++++ SUPPLIED RECORDS
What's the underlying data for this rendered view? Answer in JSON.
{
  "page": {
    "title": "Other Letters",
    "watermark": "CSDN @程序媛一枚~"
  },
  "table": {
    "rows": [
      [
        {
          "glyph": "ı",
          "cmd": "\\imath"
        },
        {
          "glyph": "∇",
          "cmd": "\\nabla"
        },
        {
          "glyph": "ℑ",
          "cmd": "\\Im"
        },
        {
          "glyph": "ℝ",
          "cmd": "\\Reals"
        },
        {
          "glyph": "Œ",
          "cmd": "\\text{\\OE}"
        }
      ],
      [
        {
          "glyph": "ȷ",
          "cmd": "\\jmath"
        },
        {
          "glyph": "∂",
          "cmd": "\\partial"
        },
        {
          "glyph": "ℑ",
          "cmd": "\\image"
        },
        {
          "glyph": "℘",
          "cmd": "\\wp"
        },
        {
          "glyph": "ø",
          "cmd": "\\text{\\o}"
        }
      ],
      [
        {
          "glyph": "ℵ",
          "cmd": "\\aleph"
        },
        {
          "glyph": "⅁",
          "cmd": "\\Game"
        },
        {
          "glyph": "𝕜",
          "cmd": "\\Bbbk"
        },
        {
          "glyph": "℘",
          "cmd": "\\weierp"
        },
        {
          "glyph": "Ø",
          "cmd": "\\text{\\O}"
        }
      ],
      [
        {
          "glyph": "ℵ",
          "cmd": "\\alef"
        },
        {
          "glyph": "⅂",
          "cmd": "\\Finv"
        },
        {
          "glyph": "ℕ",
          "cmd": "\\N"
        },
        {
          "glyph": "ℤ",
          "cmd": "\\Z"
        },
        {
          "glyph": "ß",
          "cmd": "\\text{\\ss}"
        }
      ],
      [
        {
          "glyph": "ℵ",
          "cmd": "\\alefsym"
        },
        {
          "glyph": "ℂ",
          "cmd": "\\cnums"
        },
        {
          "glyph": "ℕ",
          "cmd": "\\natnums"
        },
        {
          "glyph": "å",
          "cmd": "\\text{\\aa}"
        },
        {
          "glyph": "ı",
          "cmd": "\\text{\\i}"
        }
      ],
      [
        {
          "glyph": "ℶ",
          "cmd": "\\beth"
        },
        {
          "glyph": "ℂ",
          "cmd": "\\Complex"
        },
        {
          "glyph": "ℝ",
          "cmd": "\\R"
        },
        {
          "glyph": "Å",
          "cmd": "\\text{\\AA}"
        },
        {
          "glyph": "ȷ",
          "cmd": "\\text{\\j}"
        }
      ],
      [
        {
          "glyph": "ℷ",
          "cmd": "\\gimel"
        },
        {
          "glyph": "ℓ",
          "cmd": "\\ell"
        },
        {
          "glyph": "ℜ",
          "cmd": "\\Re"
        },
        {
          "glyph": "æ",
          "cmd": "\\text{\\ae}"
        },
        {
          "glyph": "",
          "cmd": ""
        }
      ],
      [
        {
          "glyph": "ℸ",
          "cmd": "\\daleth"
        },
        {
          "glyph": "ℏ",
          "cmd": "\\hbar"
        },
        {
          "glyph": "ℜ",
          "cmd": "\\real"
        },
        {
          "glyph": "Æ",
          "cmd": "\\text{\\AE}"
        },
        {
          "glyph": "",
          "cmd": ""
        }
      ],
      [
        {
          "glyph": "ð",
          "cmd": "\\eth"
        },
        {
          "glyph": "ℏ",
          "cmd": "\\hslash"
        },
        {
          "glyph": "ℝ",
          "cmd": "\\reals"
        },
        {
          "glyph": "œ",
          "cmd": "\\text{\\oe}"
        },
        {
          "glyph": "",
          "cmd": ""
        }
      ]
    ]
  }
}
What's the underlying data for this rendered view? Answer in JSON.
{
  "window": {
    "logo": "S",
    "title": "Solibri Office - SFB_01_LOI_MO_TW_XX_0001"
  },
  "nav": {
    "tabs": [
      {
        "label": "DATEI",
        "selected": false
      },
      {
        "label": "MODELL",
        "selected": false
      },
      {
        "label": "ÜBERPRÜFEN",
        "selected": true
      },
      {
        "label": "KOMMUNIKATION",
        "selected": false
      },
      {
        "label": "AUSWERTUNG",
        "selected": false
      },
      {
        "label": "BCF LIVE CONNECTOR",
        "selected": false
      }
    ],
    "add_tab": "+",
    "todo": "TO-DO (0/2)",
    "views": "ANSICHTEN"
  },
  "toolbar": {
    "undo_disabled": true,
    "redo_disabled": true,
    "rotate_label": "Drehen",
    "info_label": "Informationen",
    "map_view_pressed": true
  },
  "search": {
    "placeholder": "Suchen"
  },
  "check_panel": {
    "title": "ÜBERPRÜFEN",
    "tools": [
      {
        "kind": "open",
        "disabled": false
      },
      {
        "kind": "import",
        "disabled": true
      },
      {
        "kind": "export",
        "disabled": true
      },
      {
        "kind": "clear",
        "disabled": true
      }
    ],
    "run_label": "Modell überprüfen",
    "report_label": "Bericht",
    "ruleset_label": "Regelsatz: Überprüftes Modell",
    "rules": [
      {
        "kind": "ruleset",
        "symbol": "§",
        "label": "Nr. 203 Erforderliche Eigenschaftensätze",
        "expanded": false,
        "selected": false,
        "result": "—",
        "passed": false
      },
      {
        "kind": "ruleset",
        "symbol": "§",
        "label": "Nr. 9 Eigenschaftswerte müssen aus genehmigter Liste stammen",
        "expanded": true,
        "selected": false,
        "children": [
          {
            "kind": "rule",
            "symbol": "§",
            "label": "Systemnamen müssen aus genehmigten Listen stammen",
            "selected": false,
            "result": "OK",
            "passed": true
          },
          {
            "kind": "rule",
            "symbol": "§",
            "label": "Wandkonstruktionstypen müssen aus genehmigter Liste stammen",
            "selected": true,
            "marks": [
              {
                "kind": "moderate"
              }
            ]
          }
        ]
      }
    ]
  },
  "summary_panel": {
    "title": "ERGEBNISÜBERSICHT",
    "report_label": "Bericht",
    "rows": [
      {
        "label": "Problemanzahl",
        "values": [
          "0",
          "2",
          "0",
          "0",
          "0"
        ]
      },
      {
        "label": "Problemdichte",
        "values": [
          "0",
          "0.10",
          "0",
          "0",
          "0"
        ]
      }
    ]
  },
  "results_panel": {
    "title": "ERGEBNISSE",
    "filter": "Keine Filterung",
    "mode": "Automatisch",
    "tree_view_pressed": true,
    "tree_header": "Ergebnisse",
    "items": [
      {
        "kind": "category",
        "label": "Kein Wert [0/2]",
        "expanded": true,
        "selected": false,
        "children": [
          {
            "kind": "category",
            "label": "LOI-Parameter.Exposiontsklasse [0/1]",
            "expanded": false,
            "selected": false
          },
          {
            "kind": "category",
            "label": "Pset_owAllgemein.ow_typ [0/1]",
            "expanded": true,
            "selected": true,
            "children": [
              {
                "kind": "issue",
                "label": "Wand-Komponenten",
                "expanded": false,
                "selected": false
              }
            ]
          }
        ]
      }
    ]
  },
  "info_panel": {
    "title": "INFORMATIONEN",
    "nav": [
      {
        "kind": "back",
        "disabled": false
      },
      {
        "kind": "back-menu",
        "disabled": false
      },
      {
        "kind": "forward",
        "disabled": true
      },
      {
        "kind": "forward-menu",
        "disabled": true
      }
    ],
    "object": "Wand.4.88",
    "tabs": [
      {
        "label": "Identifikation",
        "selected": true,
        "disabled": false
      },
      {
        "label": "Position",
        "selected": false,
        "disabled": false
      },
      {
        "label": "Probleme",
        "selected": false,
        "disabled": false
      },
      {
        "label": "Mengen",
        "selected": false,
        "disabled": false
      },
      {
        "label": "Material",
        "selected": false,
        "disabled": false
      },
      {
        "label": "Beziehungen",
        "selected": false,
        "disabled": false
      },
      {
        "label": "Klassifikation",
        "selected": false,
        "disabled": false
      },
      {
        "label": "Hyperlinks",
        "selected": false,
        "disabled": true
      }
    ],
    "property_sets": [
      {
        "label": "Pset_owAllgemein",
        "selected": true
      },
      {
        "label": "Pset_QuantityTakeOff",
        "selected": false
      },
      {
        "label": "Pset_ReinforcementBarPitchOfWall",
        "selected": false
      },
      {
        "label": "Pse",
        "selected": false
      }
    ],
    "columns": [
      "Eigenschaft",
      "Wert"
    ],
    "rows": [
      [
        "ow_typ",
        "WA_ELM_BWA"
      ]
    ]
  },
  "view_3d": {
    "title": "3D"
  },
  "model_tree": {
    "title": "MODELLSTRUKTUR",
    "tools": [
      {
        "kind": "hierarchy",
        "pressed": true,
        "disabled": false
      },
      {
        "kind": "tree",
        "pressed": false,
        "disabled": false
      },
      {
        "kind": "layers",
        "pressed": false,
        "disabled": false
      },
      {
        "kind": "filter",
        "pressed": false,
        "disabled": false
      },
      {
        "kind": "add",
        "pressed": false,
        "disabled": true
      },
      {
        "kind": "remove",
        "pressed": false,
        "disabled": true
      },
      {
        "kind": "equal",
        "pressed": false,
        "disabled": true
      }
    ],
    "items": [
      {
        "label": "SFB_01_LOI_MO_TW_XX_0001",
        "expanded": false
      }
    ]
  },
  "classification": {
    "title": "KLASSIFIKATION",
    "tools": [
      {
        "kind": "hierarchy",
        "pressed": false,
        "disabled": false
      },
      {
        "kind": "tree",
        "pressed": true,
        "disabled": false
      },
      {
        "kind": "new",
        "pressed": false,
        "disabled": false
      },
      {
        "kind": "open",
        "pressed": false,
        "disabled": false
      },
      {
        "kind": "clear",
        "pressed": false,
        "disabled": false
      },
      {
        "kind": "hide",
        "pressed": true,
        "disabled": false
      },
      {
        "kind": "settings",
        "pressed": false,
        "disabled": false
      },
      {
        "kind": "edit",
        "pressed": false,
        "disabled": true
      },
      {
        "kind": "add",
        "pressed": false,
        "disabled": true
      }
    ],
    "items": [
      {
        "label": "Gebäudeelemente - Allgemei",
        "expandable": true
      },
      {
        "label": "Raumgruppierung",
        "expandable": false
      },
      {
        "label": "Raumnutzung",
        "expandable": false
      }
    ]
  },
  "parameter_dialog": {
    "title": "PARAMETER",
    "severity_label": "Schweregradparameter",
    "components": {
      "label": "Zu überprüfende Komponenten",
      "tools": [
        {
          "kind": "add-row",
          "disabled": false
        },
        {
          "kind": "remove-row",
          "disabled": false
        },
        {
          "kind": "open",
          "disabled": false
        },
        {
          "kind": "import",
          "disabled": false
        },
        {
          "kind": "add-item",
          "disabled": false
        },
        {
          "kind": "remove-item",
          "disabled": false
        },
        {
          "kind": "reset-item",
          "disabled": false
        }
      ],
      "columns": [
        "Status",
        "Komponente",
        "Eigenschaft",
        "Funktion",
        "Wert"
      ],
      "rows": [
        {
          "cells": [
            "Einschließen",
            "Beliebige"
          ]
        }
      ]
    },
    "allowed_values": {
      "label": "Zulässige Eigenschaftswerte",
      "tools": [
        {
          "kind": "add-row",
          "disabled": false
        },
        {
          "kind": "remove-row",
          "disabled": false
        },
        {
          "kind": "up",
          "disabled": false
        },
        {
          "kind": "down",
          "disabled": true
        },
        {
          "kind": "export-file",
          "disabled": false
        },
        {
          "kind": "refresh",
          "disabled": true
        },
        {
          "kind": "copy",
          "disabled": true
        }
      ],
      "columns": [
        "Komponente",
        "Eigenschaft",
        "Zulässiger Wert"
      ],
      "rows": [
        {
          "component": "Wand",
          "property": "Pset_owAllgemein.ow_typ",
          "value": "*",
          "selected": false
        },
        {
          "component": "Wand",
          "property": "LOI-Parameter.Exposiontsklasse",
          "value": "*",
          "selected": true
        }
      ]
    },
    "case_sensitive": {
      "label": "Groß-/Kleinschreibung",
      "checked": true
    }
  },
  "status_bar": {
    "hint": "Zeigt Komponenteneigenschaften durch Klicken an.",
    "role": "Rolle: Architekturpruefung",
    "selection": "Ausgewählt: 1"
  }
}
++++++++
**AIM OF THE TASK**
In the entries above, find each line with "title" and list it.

**TASK RESULT**
    "title": "Other Letters",
    "title": "Solibri Office - SFB_01_LOI_MO_TW_XX_0001"
    "title": "ÜBERPRÜFEN",
    "title": "ERGEBNISÜBERSICHT",
    "title": "ERGEBNISSE",
    "title": "INFORMATIONEN",
    "title": "3D"
    "title": "MODELLSTRUKTUR",
    "title": "KLASSIFIKATION",
    "title": "PARAMETER",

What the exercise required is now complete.